*** Listed entries Section Begins ***

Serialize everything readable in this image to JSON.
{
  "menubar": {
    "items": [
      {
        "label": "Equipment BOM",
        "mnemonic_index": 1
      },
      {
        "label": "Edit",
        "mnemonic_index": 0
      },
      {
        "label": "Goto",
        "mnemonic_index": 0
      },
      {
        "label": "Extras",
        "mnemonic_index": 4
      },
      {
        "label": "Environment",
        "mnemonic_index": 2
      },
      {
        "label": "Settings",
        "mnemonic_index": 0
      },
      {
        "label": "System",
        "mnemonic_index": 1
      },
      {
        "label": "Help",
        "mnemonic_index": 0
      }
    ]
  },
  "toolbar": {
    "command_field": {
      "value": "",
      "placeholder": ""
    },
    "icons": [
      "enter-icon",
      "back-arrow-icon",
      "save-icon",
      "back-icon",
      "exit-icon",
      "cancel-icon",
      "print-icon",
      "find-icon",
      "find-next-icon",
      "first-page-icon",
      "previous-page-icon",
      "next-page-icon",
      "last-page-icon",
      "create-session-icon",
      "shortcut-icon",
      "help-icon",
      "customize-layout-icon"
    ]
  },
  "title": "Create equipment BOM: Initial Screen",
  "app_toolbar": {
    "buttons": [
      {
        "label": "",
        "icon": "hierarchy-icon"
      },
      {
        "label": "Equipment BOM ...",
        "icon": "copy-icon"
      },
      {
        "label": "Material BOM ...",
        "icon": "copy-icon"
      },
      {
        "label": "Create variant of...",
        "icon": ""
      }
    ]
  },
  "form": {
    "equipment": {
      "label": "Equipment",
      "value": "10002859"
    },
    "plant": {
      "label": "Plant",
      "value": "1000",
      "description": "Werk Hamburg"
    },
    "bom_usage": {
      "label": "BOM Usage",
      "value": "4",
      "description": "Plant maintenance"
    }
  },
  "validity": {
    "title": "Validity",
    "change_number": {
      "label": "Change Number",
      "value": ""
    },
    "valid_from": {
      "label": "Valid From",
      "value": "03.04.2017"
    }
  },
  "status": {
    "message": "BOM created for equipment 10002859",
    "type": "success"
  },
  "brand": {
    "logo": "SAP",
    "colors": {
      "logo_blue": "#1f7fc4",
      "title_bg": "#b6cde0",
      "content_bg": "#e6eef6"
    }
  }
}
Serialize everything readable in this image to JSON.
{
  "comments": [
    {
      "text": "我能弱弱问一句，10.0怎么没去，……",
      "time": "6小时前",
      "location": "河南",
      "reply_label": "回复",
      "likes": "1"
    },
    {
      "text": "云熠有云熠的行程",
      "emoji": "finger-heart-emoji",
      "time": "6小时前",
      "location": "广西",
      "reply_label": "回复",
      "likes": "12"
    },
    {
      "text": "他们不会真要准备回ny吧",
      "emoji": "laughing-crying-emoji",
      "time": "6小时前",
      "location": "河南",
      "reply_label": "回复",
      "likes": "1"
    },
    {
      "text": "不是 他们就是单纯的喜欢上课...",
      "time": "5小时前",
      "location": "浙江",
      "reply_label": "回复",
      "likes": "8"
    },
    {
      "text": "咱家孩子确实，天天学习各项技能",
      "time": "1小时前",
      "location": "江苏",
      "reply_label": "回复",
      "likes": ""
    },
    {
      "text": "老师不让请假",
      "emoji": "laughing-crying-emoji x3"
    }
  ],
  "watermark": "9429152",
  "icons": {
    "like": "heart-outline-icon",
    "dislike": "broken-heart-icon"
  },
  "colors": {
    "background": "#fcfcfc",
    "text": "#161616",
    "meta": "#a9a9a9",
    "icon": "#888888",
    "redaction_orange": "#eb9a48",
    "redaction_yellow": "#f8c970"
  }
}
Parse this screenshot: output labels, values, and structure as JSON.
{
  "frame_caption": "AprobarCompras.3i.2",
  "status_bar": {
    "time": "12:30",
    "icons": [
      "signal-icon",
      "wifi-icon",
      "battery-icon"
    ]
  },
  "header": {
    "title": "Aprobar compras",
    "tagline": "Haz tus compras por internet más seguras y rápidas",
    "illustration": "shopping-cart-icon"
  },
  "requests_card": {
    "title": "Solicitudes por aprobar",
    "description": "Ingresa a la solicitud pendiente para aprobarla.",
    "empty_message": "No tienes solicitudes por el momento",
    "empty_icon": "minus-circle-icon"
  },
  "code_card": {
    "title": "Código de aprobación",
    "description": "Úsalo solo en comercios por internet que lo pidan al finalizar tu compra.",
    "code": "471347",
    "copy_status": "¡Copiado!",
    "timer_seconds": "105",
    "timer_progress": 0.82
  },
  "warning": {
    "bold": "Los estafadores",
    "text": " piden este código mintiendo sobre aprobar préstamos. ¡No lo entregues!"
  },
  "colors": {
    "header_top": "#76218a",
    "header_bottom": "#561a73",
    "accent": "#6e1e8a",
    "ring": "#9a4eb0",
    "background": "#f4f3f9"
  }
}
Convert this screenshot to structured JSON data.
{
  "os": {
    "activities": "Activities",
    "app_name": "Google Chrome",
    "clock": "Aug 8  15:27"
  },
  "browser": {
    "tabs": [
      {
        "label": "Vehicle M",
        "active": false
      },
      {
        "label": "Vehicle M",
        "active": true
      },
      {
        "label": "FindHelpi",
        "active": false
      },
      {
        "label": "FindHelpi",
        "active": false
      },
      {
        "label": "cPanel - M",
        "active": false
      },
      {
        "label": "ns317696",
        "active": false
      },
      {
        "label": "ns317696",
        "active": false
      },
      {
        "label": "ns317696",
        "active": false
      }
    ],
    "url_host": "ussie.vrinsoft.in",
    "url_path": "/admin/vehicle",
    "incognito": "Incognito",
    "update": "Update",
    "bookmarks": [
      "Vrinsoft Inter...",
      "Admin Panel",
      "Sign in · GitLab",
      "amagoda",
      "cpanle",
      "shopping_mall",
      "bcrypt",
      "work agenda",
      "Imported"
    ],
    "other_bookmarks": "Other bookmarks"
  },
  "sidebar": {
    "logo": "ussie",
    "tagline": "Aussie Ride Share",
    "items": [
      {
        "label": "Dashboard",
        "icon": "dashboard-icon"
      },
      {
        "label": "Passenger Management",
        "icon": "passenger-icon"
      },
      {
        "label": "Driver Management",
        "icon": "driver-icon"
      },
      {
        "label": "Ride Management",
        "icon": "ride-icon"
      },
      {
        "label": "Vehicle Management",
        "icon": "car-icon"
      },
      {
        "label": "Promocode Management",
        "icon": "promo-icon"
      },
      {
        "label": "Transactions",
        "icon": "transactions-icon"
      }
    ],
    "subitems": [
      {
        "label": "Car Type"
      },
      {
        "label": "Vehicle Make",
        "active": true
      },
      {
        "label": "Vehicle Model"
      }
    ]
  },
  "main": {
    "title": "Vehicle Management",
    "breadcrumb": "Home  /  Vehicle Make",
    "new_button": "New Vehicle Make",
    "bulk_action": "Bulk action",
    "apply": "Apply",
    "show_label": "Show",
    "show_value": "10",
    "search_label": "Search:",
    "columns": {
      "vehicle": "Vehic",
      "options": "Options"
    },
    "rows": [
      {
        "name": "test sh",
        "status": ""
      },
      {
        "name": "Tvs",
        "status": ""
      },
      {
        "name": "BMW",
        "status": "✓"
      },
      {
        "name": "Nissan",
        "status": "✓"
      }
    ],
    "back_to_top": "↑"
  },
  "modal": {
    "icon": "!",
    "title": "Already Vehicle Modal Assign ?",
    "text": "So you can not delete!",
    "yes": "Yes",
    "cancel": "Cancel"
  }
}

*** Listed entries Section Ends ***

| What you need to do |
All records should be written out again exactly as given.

| Result for this exercise |
Serialize everything readable in this image to JSON.
{
  "menubar": {
    "items": [
      {
        "label": "Equipment BOM",
        "mnemonic_index": 1
      },
      {
        "label": "Edit",
        "mnemonic_index": 0
      },
      {
        "label": "Goto",
        "mnemonic_index": 0
      },
      {
        "label": "Extras",
        "mnemonic_index": 4
      },
      {
        "label": "Environment",
        "mnemonic_index": 2
      },
      {
        "label": "Settings",
        "mnemonic_index": 0
      },
      {
        "label": "System",
        "mnemonic_index": 1
      },
      {
        "label": "Help",
        "mnemonic_index": 0
      }
    ]
  },
  "toolbar": {
    "command_field": {
      "value": "",
      "placeholder": ""
    },
    "icons": [
      "enter-icon",
      "back-arrow-icon",
      "save-icon",
      "back-icon",
      "exit-icon",
      "cancel-icon",
      "print-icon",
      "find-icon",
      "find-next-icon",
      "first-page-icon",
      "previous-page-icon",
      "next-page-icon",
      "last-page-icon",
      "create-session-icon",
      "shortcut-icon",
      "help-icon",
      "customize-layout-icon"
    ]
  },
  "title": "Create equipment BOM: Initial Screen",
  "app_toolbar": {
    "buttons": [
      {
        "label": "",
        "icon": "hierarchy-icon"
      },
      {
        "label": "Equipment BOM ...",
        "icon": "copy-icon"
      },
      {
        "label": "Material BOM ...",
        "icon": "copy-icon"
      },
      {
        "label": "Create variant of...",
        "icon": ""
      }
    ]
  },
  "form": {
    "equipment": {
      "label": "Equipment",
      "value": "10002859"
    },
    "plant": {
      "label": "Plant",
      "value": "1000",
      "description": "Werk Hamburg"
    },
    "bom_usage": {
      "label": "BOM Usage",
      "value": "4",
      "description": "Plant maintenance"
    }
  },
  "validity": {
    "title": "Validity",
    "change_number": {
      "label": "Change Number",
      "value": ""
    },
    "valid_from": {
      "label": "Valid From",
      "value": "03.04.2017"
    }
  },
  "status": {
    "message": "BOM created for equipment 10002859",
    "type": "success"
  },
  "brand": {
    "logo": "SAP",
    "colors": {
      "logo_blue": "#1f7fc4",
      "title_bg": "#b6cde0",
      "content_bg": "#e6eef6"
    }
  }
}
Serialize everything readable in this image to JSON.
{
  "comments": [
    {
      "text": "我能弱弱问一句，10.0怎么没去，……",
      "time": "6小时前",
      "location": "河南",
      "reply_label": "回复",
      "likes": "1"
    },
    {
      "text": "云熠有云熠的行程",
      "emoji": "finger-heart-emoji",
      "time": "6小时前",
      "location": "广西",
      "reply_label": "回复",
      "likes": "12"
    },
    {
      "text": "他们不会真要准备回ny吧",
      "emoji": "laughing-crying-emoji",
      "time": "6小时前",
      "location": "河南",
      "reply_label": "回复",
      "likes": "1"
    },
    {
      "text": "不是 他们就是单纯的喜欢上课...",
      "time": "5小时前",
      "location": "浙江",
      "reply_label": "回复",
      "likes": "8"
    },
    {
      "text": "咱家孩子确实，天天学习各项技能",
      "time": "1小时前",
      "location": "江苏",
      "reply_label": "回复",
      "likes": ""
    },
    {
      "text": "老师不让请假",
      "emoji": "laughing-crying-emoji x3"
    }
  ],
  "watermark": "9429152",
  "icons": {
    "like": "heart-outline-icon",
    "dislike": "broken-heart-icon"
  },
  "colors": {
    "background": "#fcfcfc",
    "text": "#161616",
    "meta": "#a9a9a9",
    "icon": "#888888",
    "redaction_orange": "#eb9a48",
    "redaction_yellow": "#f8c970"
  }
}
Parse this screenshot: output labels, values, and structure as JSON.
{
  "frame_caption": "AprobarCompras.3i.2",
  "status_bar": {
    "time": "12:30",
    "icons": [
      "signal-icon",
      "wifi-icon",
      "battery-icon"
    ]
  },
  "header": {
    "title": "Aprobar compras",
    "tagline": "Haz tus compras por internet más seguras y rápidas",
    "illustration": "shopping-cart-icon"
  },
  "requests_card": {
    "title": "Solicitudes por aprobar",
    "description": "Ingresa a la solicitud pendiente para aprobarla.",
    "empty_message": "No tienes solicitudes por el momento",
    "empty_icon": "minus-circle-icon"
  },
  "code_card": {
    "title": "Código de aprobación",
    "description": "Úsalo solo en comercios por internet que lo pidan al finalizar tu compra.",
    "code": "471347",
    "copy_status": "¡Copiado!",
    "timer_seconds": "105",
    "timer_progress": 0.82
  },
  "warning": {
    "bold": "Los estafadores",
    "text": " piden este código mintiendo sobre aprobar préstamos. ¡No lo entregues!"
  },
  "colors": {
    "header_top": "#76218a",
    "header_bottom": "#561a73",
    "accent": "#6e1e8a",
    "ring": "#9a4eb0",
    "background": "#f4f3f9"
  }
}
Convert this screenshot to structured JSON data.
{
  "os": {
    "activities": "Activities",
    "app_name": "Google Chrome",
    "clock": "Aug 8  15:27"
  },
  "browser": {
    "tabs": [
      {
        "label": "Vehicle M",
        "active": false
      },
      {
        "label": "Vehicle M",
        "active": true
      },
      {
        "label": "FindHelpi",
        "active": false
      },
      {
        "label": "FindHelpi",
        "active": false
      },
      {
        "label": "cPanel - M",
        "active": false
      },
      {
        "label": "ns317696",
        "active": false
      },
      {
        "label": "ns317696",
        "active": false
      },
      {
        "label": "ns317696",
        "active": false
      }
    ],
    "url_host": "ussie.vrinsoft.in",
    "url_path": "/admin/vehicle",
    "incognito": "Incognito",
    "update": "Update",
    "bookmarks": [
      "Vrinsoft Inter...",
      "Admin Panel",
      "Sign in · GitLab",
      "amagoda",
      "cpanle",
      "shopping_mall",
      "bcrypt",
      "work agenda",
      "Imported"
    ],
    "other_bookmarks": "Other bookmarks"
  },
  "sidebar": {
    "logo": "ussie",
    "tagline": "Aussie Ride Share",
    "items": [
      {
        "label": "Dashboard",
        "icon": "dashboard-icon"
      },
      {
        "label": "Passenger Management",
        "icon": "passenger-icon"
      },
      {
        "label": "Driver Management",
        "icon": "driver-icon"
      },
      {
        "label": "Ride Management",
        "icon": "ride-icon"
      },
      {
        "label": "Vehicle Management",
        "icon": "car-icon"
      },
      {
        "label": "Promocode Management",
        "icon": "promo-icon"
      },
      {
        "label": "Transactions",
        "icon": "transactions-icon"
      }
    ],
    "subitems": [
      {
        "label": "Car Type"
      },
      {
        "label": "Vehicle Make",
        "active": true
      },
      {
        "label": "Vehicle Model"
      }
    ]
  },
  "main": {
    "title": "Vehicle Management",
    "breadcrumb": "Home  /  Vehicle Make",
    "new_button": "New Vehicle Make",
    "bulk_action": "Bulk action",
    "apply": "Apply",
    "show_label": "Show",
    "show_value": "10",
    "search_label": "Search:",
    "columns": {
      "vehicle": "Vehic",
      "options": "Options"
    },
    "rows": [
      {
        "name": "test sh",
        "status": ""
      },
      {
        "name": "Tvs",
        "status": ""
      },
      {
        "name": "BMW",
        "status": "✓"
      },
      {
        "name": "Nissan",
        "status": "✓"
      }
    ],
    "back_to_top": "↑"
  },
  "modal": {
    "icon": "!",
    "title": "Already Vehicle Modal Assign ?",
    "text": "So you can not delete!",
    "yes": "Yes",
    "cancel": "Cancel"
  }
}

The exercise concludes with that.